Now, I seem to remember John getting pretty froggy about the burgee, and I quote:

"ARGHHHH Mateys! I will taunt all ye pirate goats by flying da GIS burgee from the highest peak of the yard on me none goat ship. If ya can catch me, board me and scuttle my mighty ship, that is when ye can have da flag. That is me challenge fellow pirates. Are ye goat enough to try? Forget me icy grip mates, dat darn crocodile got me hand and all I have left is a hook but beware dat hook is sharp as da croc's teeth. ARGHHHHHH!" 

The Corinthian spirit must have been with John at Port Aransas as the head-to-head competition did not materialize. Probably just as well since John is one hell of a sailor.

I am deeply honored and will fly it with pride until such time as another challenger rips it from my rigamortis death grip, or when I meet another worthy Goatee.

Wonderful cruiser "Coast Rider". Dave Lucas, if you're reading this: "Helen Marie's" big mommy.

Camping and driving is allowed on Port Aransas beaches. 

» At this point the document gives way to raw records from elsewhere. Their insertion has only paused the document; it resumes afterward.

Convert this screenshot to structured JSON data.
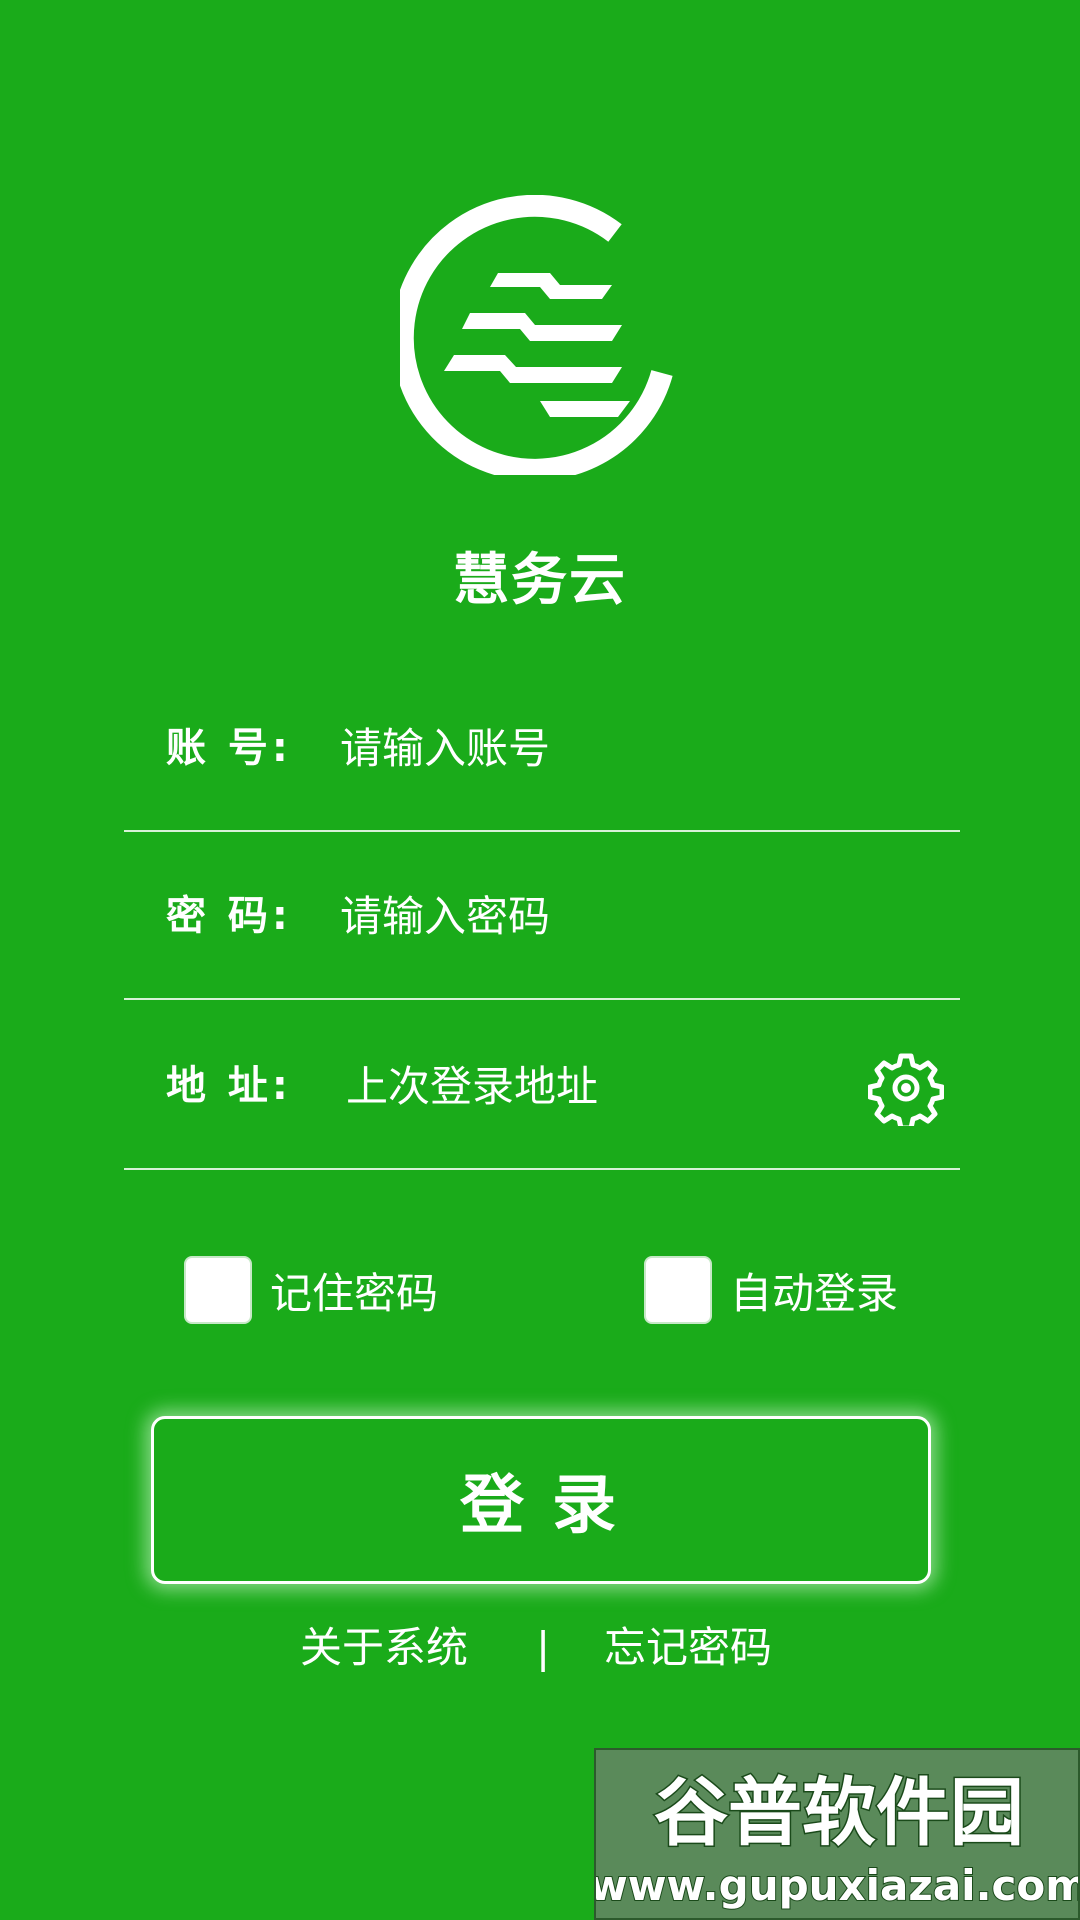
{
  "app": {
    "name": "慧务云"
  },
  "form": {
    "account": {
      "label": "账 号:",
      "placeholder": "请输入账号",
      "value": ""
    },
    "password": {
      "label": "密 码:",
      "placeholder": "请输入密码",
      "value": ""
    },
    "address": {
      "label": "地 址:",
      "placeholder": "上次登录地址",
      "value": ""
    }
  },
  "options": {
    "remember_password": {
      "label": "记住密码",
      "checked": false
    },
    "auto_login": {
      "label": "自动登录",
      "checked": false
    }
  },
  "login_button": {
    "label": "登录"
  },
  "links": {
    "about": "关于系统",
    "separator": "|",
    "forgot_password": "忘记密码"
  },
  "watermark": {
    "title": "谷普软件园",
    "url": "www.gupuxiazai.com"
  },
  "icons": {
    "logo": "brand-logo",
    "settings": "gear-icon"
  },
  "colors": {
    "background": "#1aab1a",
    "foreground": "#ffffff",
    "watermark_bg": "#5a8a5a"
  }
}
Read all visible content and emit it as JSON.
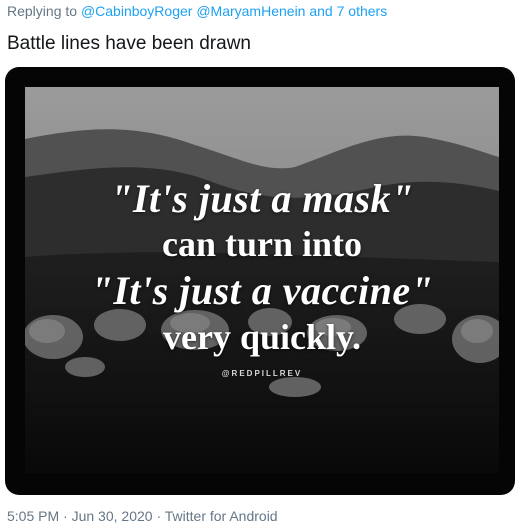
{
  "reply": {
    "prefix": "Replying to",
    "user1": "@CabinboyRoger",
    "user2": "@MaryamHenein",
    "suffix": "and 7 others"
  },
  "tweet": {
    "text": "Battle lines have been drawn"
  },
  "image": {
    "line1": "\"It's just a mask\"",
    "line2": "can turn into",
    "line3": "\"It's just a vaccine\"",
    "line4": "very quickly.",
    "watermark": "@REDPILLREV"
  },
  "meta": {
    "time": "5:05 PM",
    "date": "Jun 30, 2020",
    "source": "Twitter for Android",
    "separator": "·"
  }
}
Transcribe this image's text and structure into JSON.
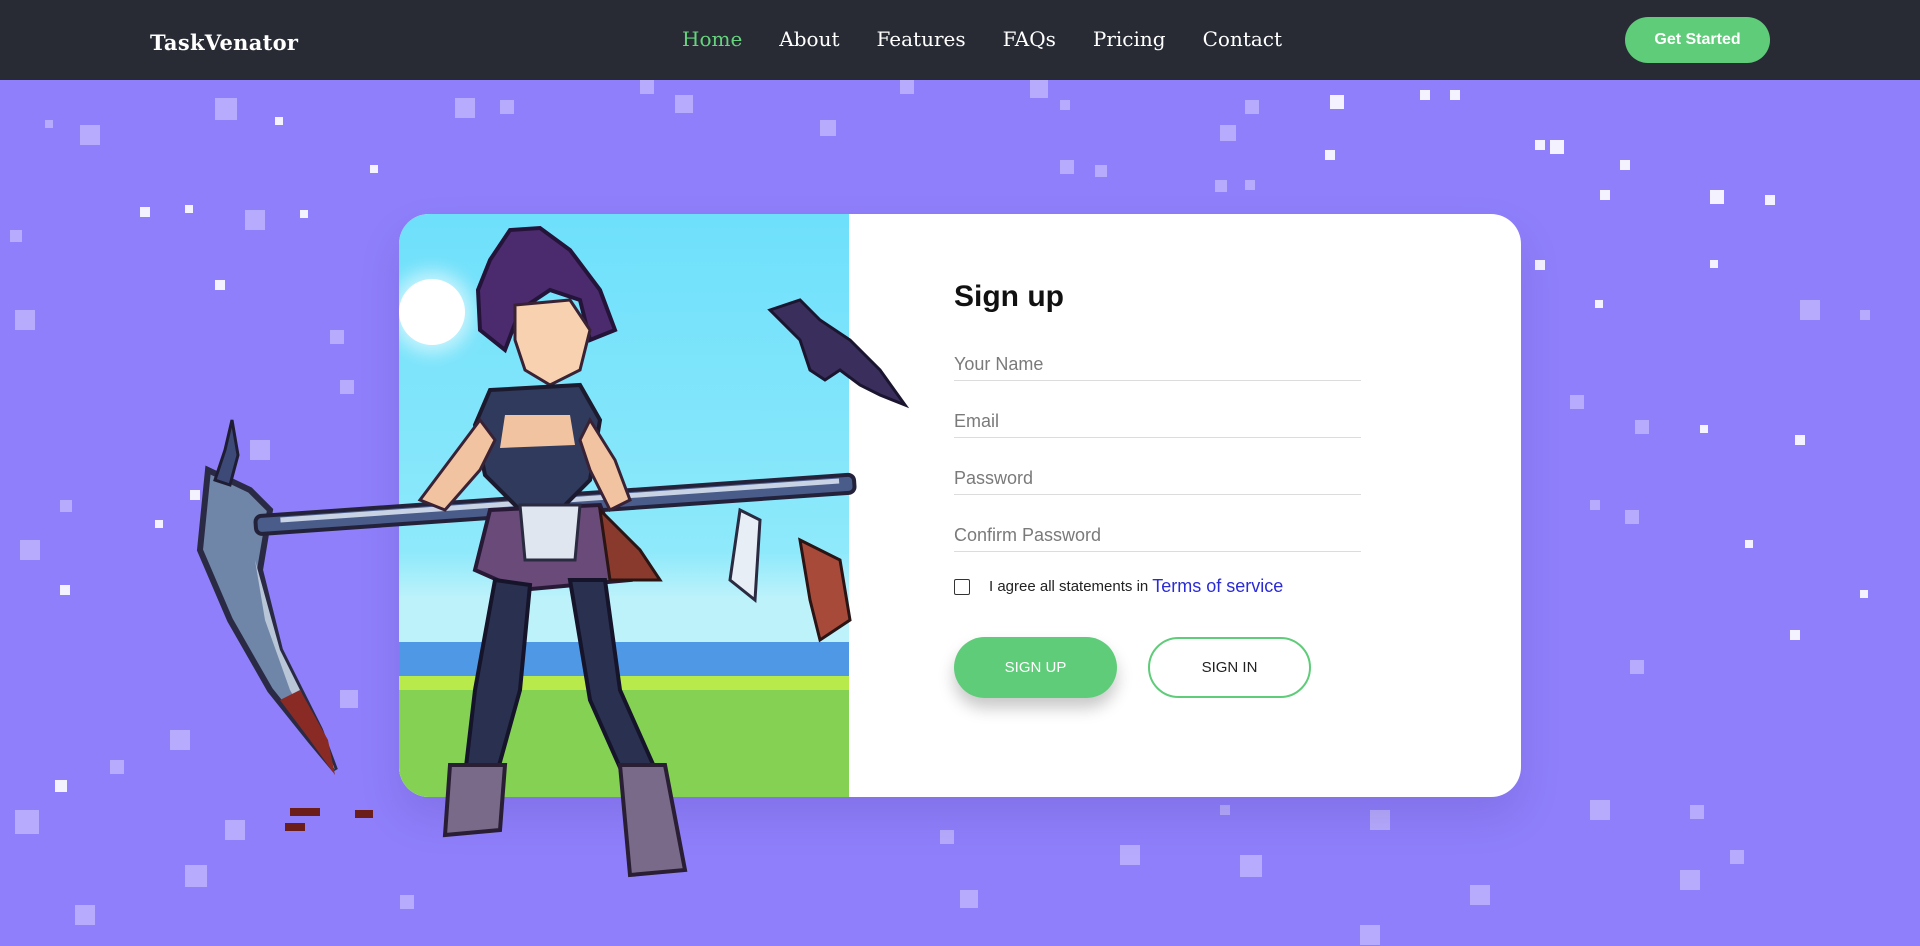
{
  "brand": "TaskVenator",
  "nav": {
    "links": [
      "Home",
      "About",
      "Features",
      "FAQs",
      "Pricing",
      "Contact"
    ],
    "active": "Home",
    "cta_label": "Get Started"
  },
  "form": {
    "title": "Sign up",
    "name_placeholder": "Your Name",
    "email_placeholder": "Email",
    "password_placeholder": "Password",
    "confirm_placeholder": "Confirm Password",
    "agree_text": "I agree all statements in",
    "terms_label": "Terms of service",
    "signup_label": "SIGN UP",
    "signin_label": "SIGN IN"
  },
  "colors": {
    "background": "#8f7ffa",
    "navbar": "#282b34",
    "accent": "#5fcc79",
    "active_link": "#66d47e",
    "terms_link": "#2b2bd6"
  },
  "icons": {
    "artwork": "pixel-art-scythe-girl-with-crow"
  }
}
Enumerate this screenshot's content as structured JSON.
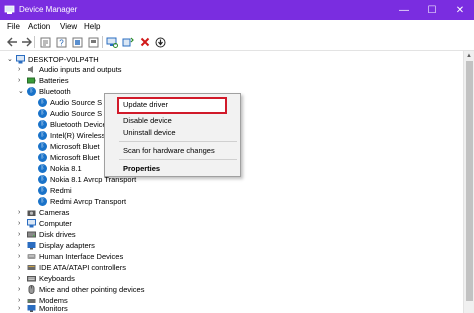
{
  "window": {
    "title": "Device Manager",
    "minimize_glyph": "—",
    "maximize_glyph": "☐",
    "close_glyph": "✕",
    "titlebar_color": "#7a2de0"
  },
  "menubar": {
    "file": "File",
    "action": "Action",
    "view": "View",
    "help": "Help"
  },
  "toolbar": {
    "icons": [
      "back-icon",
      "forward-icon",
      "properties-icon",
      "help-icon",
      "show-hidden-icon",
      "refresh-icon",
      "scan-hardware-icon",
      "uninstall-icon",
      "update-driver-icon"
    ]
  },
  "tree": {
    "root": "DESKTOP-V0LP4TH",
    "items": [
      {
        "label": "Audio inputs and outputs",
        "icon": "speaker-icon"
      },
      {
        "label": "Batteries",
        "icon": "battery-icon"
      },
      {
        "label": "Bluetooth",
        "icon": "bluetooth-icon",
        "expanded": true
      }
    ],
    "bluetooth_children": [
      "Audio Source S",
      "Audio Source S",
      "Bluetooth Device",
      "Intel(R) Wireless",
      "Microsoft Bluet",
      "Microsoft Bluet",
      "Nokia 8.1",
      "Nokia 8.1 Avrcp Transport",
      "Redmi",
      "Redmi Avrcp Transport"
    ],
    "after_items": [
      {
        "label": "Cameras",
        "icon": "camera-icon"
      },
      {
        "label": "Computer",
        "icon": "computer-icon"
      },
      {
        "label": "Disk drives",
        "icon": "disk-icon"
      },
      {
        "label": "Display adapters",
        "icon": "display-icon"
      },
      {
        "label": "Human Interface Devices",
        "icon": "hid-icon"
      },
      {
        "label": "IDE ATA/ATAPI controllers",
        "icon": "ide-icon"
      },
      {
        "label": "Keyboards",
        "icon": "keyboard-icon"
      },
      {
        "label": "Mice and other pointing devices",
        "icon": "mouse-icon"
      },
      {
        "label": "Modems",
        "icon": "modem-icon"
      },
      {
        "label": "Monitors",
        "icon": "monitor-icon"
      }
    ]
  },
  "context_menu": {
    "update_driver": "Update driver",
    "disable_device": "Disable device",
    "uninstall_device": "Uninstall device",
    "scan_hardware": "Scan for hardware changes",
    "properties": "Properties",
    "highlight_color": "#d11a2a"
  }
}
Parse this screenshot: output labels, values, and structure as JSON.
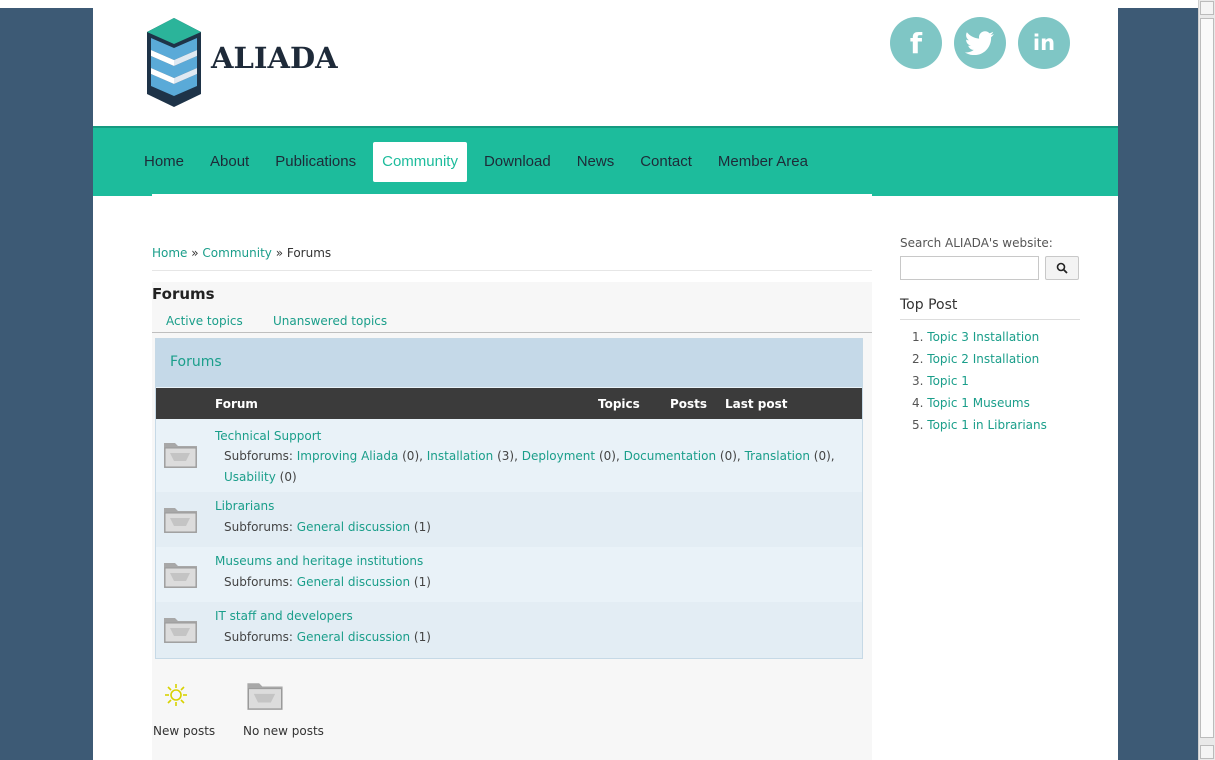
{
  "site": {
    "name": "ALIADA"
  },
  "social": [
    {
      "label": "f",
      "icon": "facebook-icon"
    },
    {
      "label": "",
      "icon": "twitter-icon"
    },
    {
      "label": "in",
      "icon": "linkedin-icon"
    }
  ],
  "nav": {
    "items": [
      "Home",
      "About",
      "Publications",
      "Community",
      "Download",
      "News",
      "Contact",
      "Member Area"
    ],
    "active": "Community"
  },
  "breadcrumb": {
    "home": "Home",
    "sep": " » ",
    "community": "Community",
    "current": "Forums"
  },
  "page": {
    "title": "Forums"
  },
  "tabs": {
    "active_topics": "Active topics",
    "unanswered_topics": "Unanswered topics"
  },
  "forum_box": {
    "heading": "Forums",
    "columns": {
      "forum": "Forum",
      "topics": "Topics",
      "posts": "Posts",
      "last_post": "Last post"
    },
    "subforums_label": "Subforums:",
    "rows": [
      {
        "title": "Technical Support",
        "subforums": [
          {
            "name": "Improving Aliada",
            "count": "(0)"
          },
          {
            "name": "Installation",
            "count": "(3)"
          },
          {
            "name": "Deployment",
            "count": "(0)"
          },
          {
            "name": "Documentation",
            "count": "(0)"
          },
          {
            "name": "Translation",
            "count": "(0)"
          },
          {
            "name": "Usability",
            "count": "(0)"
          }
        ]
      },
      {
        "title": "Librarians",
        "subforums": [
          {
            "name": "General discussion",
            "count": "(1)"
          }
        ]
      },
      {
        "title": "Museums and heritage institutions",
        "subforums": [
          {
            "name": "General discussion",
            "count": "(1)"
          }
        ]
      },
      {
        "title": "IT staff and developers",
        "subforums": [
          {
            "name": "General discussion",
            "count": "(1)"
          }
        ]
      }
    ]
  },
  "legend": {
    "new_posts": "New posts",
    "no_new_posts": "No new posts"
  },
  "sidebar": {
    "search_label": "Search ALIADA's website:",
    "search_placeholder": "",
    "top_post_title": "Top Post",
    "top_posts": [
      {
        "num": "1.",
        "label": "Topic 3 Installation"
      },
      {
        "num": "2.",
        "label": "Topic 2 Installation"
      },
      {
        "num": "3.",
        "label": "Topic 1"
      },
      {
        "num": "4.",
        "label": "Topic 1 Museums"
      },
      {
        "num": "5.",
        "label": "Topic 1 in Librarians"
      }
    ]
  },
  "colors": {
    "accent": "#1dbc9c",
    "link": "#1a9e8a",
    "background": "#3d5a75",
    "social": "#7fc6c5"
  }
}
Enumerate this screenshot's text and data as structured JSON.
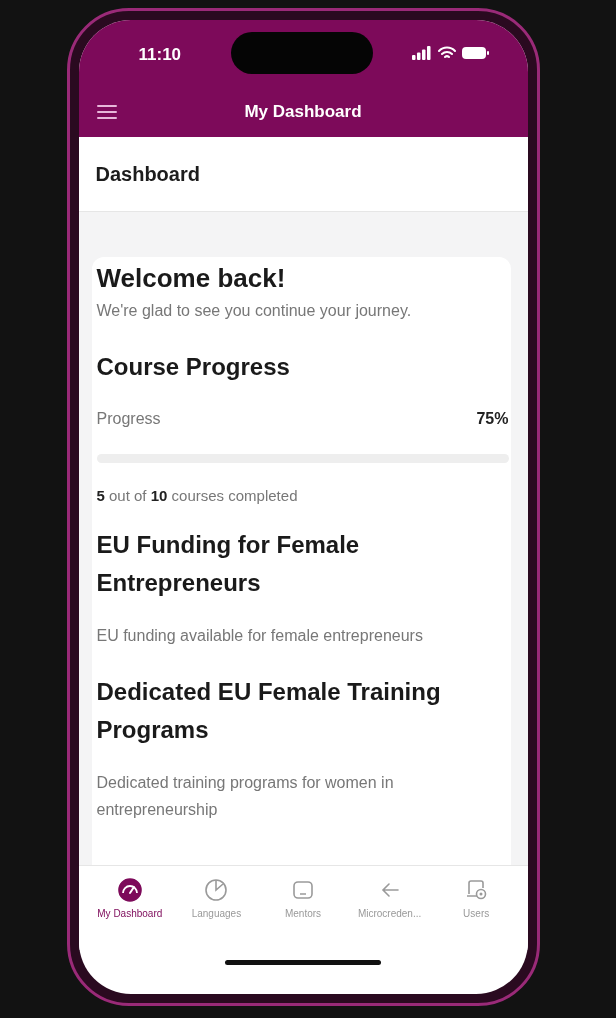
{
  "status_bar": {
    "time": "11:10"
  },
  "header": {
    "title": "My Dashboard"
  },
  "page_title": "Dashboard",
  "welcome": {
    "title": "Welcome back!",
    "subtitle": "We're glad to see you continue your journey."
  },
  "progress": {
    "title": "Course Progress",
    "label": "Progress",
    "value": "75%",
    "level": 0,
    "summary": "**5** out of **10** courses completed"
  },
  "sections": [
    {
      "title": "EU Funding for Female Entrepreneurs",
      "description": "EU funding available for female entrepreneurs"
    },
    {
      "title": "Dedicated EU Female Training Programs",
      "description": "Dedicated training programs for women in entrepreneurship"
    }
  ],
  "tab_bar": [
    {
      "kind": "gauge",
      "label": "My Dashboard",
      "selected": true
    },
    {
      "kind": "pie",
      "label": "Languages",
      "selected": false
    },
    {
      "kind": "screen",
      "label": "Mentors",
      "selected": false
    },
    {
      "kind": "arrow",
      "label": "Microcreden...",
      "selected": false
    },
    {
      "kind": "device",
      "label": "Users",
      "selected": false
    }
  ]
}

Saturday night was the dinner and awards ceremony. John Goodman won the well deserved "most unique" or something like that with "Chevy Duck"

"Chevy Duck's" hood ornament.

"GIR" lurking in the night.

As the show was winding down on Sunday afternoon, we were waffling as to whether to take "Goat" for a spin but Richard Woods had never sailed a GIS so that sealed the deal.

Michael Storer and Richard Woods helping launch "Goat".

Richard says watch the halyard...

Too late. 

 It was great to watch Richard Woods demonstrate a few jibes. I'm getting to where I can do it pretty confidently in higher winds, but every once in a while it still bites me. Key is to not slow the boat down and let the apparent wind build. It's counter intuitive since slowing down is usually associated with more control and safety. Not so here. Go as fast as you can and flick the sail over with authority. No sneaking up on it.

Picture taken by Steve aboard "Termite". We are sailing at the intersection of 3 shipping channels with two large ships approaching from opposite directions. Not a huge deal but you have to stay alert out there. Fully powered up with two on the rail is oh so nice. Richard Woods on the tiller.

An idea of the ship traffic on a random day. Screen shot from the AIS traffic mapping web page:

 Mik says "if you don't follow the plans lightning will shoot from my fingers and smite you"

The Goodmans packing up to go home. That's GIR and Chevy Duck in the truck with Hapscut on the trailer. I like how they roll.

Our humble rig. The Fit does well towing the light Goat. We averaged 28.4mpg over 2485 miles, spending $258 on gas. Yep, gas is cheap on the Gulf coast. Lowest we saw was $2.77/gal. We encountered a lot of 15mph head wind on the Texas coast which brought the gas mileage down to the 23-25mpg range. No head wind, on flat Florida highways we average closer to 30mpg. Our full size Dodge van, driven gently, gets 14mpg towing Goat so that's exactly double the fuel cost.  Many people comment on towing with such a small car. The rest of the world tows all sorts of trailers with small cars. Only in the US, land of cheap gas and widespread energy waste, is it considered unusual to tow with a small car.